Exercise directions:
The answer must be a single number: how many lines in the entries below contain the word "FLoc".

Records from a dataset
··········
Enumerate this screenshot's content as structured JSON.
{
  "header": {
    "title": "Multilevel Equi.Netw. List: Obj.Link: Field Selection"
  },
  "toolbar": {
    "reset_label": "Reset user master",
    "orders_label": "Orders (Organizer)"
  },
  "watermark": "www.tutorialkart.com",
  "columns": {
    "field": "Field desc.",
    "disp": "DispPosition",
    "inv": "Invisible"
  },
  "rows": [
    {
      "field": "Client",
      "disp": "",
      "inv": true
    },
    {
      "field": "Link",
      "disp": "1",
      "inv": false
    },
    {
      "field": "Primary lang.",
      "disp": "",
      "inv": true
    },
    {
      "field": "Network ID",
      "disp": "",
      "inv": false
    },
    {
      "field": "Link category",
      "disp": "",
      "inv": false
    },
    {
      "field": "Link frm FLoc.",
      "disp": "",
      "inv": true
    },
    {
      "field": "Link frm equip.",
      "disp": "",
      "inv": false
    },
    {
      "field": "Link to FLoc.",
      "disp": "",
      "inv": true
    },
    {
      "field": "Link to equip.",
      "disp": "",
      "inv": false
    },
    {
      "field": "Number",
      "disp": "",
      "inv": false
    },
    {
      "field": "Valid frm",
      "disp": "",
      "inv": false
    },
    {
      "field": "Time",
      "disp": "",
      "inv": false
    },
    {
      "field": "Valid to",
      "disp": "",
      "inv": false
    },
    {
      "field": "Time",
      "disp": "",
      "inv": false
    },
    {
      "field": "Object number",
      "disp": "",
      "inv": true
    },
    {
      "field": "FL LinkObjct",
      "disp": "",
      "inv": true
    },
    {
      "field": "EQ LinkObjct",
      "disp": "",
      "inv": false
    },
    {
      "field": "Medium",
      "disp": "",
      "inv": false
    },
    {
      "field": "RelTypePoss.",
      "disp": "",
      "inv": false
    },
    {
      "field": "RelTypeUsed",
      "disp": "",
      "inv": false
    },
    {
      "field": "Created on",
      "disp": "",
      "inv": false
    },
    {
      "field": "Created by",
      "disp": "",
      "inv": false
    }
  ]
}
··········
Written solution:
2